= TASK GOAL =
Read through the data, and wherever a line holds the word "mode", write that line out.

[Records contained in a dataset]
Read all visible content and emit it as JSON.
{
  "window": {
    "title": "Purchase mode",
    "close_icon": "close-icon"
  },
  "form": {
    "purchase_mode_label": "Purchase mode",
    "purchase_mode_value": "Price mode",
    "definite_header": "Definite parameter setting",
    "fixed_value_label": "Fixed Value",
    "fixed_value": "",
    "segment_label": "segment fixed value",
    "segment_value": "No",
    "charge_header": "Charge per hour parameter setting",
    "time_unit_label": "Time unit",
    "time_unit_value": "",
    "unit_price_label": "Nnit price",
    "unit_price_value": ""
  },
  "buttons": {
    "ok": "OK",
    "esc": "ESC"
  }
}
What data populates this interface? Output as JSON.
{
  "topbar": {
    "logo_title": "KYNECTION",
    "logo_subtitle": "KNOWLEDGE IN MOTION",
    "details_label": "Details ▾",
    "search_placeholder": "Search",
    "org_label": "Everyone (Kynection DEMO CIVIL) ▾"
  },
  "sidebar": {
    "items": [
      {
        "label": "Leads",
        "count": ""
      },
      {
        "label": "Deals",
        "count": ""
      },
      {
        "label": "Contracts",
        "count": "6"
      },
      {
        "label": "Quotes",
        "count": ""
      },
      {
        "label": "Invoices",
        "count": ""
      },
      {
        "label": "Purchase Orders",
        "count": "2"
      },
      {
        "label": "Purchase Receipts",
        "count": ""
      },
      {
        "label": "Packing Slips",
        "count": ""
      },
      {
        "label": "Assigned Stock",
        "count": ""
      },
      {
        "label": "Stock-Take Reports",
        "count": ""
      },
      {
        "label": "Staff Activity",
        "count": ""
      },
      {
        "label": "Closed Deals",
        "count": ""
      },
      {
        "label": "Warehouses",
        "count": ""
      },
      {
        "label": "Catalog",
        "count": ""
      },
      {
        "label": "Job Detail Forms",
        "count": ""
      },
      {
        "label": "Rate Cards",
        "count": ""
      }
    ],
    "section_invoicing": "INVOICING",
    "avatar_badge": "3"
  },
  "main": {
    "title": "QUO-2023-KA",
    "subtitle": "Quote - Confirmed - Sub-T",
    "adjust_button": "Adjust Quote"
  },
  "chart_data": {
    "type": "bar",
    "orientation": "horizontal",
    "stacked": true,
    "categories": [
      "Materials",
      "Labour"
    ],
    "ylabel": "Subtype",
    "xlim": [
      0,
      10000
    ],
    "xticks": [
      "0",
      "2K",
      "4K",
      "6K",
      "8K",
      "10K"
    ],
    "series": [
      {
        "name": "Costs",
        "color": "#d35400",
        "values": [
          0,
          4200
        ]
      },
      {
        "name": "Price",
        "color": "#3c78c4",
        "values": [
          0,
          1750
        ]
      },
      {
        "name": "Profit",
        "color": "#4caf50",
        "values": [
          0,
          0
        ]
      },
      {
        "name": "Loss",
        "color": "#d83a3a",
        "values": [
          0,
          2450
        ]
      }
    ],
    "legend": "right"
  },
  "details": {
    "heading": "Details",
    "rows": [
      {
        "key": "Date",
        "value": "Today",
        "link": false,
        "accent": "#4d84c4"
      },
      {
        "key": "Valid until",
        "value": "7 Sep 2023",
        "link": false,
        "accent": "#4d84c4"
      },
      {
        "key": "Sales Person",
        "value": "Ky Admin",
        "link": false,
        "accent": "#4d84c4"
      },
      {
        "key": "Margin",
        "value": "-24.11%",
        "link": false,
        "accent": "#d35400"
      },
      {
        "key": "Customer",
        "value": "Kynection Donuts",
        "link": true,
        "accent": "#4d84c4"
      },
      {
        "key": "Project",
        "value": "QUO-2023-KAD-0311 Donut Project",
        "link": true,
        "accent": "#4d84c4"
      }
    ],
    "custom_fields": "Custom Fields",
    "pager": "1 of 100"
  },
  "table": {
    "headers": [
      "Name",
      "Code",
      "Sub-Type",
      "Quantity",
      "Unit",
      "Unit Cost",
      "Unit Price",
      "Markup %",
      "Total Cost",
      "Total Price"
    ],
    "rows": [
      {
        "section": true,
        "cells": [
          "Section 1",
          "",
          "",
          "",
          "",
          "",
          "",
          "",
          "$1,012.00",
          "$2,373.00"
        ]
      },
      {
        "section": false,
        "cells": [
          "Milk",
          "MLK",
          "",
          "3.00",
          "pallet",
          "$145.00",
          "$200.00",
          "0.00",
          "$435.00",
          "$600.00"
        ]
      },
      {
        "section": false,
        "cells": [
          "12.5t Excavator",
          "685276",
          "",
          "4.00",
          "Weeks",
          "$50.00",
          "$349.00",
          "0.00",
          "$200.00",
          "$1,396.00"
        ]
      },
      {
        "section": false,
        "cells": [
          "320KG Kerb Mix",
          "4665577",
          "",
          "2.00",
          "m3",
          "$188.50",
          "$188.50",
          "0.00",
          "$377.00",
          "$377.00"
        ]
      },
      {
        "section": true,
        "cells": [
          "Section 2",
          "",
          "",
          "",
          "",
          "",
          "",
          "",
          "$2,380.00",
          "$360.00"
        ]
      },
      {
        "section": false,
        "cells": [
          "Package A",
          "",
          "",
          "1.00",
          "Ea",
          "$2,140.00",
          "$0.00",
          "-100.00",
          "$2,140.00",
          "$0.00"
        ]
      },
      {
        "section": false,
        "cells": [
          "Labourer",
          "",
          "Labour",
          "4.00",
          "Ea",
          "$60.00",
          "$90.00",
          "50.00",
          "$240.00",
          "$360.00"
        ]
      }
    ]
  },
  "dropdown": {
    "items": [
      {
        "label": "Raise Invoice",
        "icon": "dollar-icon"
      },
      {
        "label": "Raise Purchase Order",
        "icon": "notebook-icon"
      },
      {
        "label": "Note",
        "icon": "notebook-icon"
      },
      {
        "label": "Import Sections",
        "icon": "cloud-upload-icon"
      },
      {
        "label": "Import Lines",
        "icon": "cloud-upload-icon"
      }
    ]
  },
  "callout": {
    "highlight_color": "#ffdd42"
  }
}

= TASK SOLUTION =
    "title": "Purchase mode",
    "purchase_mode_label": "Purchase mode",
    "purchase_mode_value": "Price mode",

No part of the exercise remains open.